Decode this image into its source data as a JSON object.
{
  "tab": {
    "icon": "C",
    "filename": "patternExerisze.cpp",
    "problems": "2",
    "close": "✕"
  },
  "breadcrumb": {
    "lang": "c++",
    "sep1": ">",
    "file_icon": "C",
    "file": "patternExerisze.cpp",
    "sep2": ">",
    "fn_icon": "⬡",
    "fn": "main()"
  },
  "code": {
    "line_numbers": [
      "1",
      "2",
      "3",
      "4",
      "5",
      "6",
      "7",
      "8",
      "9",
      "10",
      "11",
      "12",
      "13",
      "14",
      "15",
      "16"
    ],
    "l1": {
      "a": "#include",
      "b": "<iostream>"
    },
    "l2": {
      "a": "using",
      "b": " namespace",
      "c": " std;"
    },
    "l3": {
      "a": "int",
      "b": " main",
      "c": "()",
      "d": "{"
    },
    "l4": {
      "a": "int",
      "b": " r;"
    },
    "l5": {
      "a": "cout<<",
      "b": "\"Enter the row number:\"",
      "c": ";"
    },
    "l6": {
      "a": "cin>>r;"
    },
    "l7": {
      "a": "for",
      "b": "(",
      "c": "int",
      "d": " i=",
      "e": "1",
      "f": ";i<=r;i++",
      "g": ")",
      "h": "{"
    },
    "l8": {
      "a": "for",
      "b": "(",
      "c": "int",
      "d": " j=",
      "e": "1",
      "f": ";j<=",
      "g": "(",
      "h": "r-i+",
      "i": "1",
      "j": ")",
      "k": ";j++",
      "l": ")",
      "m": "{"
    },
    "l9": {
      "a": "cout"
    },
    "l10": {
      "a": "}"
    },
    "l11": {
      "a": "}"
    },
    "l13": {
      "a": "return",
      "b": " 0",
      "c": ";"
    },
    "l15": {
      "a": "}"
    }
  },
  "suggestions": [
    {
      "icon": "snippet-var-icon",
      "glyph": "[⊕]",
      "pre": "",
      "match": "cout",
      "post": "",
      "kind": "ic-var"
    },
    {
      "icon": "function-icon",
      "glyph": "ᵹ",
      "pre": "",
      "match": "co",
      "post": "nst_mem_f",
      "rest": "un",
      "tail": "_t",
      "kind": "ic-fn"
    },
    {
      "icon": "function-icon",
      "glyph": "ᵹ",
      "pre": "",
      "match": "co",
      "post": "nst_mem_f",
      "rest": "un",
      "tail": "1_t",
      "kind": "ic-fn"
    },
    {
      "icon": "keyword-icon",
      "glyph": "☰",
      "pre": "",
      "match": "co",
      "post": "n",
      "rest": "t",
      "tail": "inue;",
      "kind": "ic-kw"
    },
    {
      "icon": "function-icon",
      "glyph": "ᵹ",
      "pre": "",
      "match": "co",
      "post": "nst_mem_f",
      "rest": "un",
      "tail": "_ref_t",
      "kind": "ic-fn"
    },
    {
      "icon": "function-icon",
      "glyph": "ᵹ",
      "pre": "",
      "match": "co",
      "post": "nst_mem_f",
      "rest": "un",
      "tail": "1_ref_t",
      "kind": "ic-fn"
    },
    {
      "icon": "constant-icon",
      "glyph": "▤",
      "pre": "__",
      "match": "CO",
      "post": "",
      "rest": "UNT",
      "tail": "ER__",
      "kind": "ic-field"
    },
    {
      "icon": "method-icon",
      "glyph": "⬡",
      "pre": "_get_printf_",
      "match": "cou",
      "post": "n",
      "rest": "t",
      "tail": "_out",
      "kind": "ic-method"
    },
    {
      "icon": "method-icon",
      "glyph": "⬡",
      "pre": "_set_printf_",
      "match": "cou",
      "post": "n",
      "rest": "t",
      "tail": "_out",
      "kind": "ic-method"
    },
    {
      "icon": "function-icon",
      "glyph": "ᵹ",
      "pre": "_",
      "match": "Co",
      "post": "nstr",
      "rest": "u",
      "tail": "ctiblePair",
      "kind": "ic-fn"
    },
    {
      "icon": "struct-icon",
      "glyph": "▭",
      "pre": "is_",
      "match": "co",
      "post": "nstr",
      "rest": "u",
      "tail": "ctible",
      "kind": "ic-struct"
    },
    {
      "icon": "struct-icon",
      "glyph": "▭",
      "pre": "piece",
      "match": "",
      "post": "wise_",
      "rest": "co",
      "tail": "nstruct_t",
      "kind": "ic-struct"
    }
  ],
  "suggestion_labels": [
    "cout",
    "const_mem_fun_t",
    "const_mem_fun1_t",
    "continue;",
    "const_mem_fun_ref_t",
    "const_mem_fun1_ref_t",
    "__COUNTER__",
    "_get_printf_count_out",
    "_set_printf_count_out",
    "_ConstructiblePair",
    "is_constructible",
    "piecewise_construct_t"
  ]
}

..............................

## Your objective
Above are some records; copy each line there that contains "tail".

## Exercise result
      "tail": "_t",
      "tail": "1_t",
      "tail": "inue;",
      "tail": "_ref_t",
      "tail": "1_ref_t",
      "tail": "ER__",
      "tail": "_out",
      "tail": "_out",
      "tail": "ctiblePair",
      "tail": "ctible",
      "tail": "nstruct_t",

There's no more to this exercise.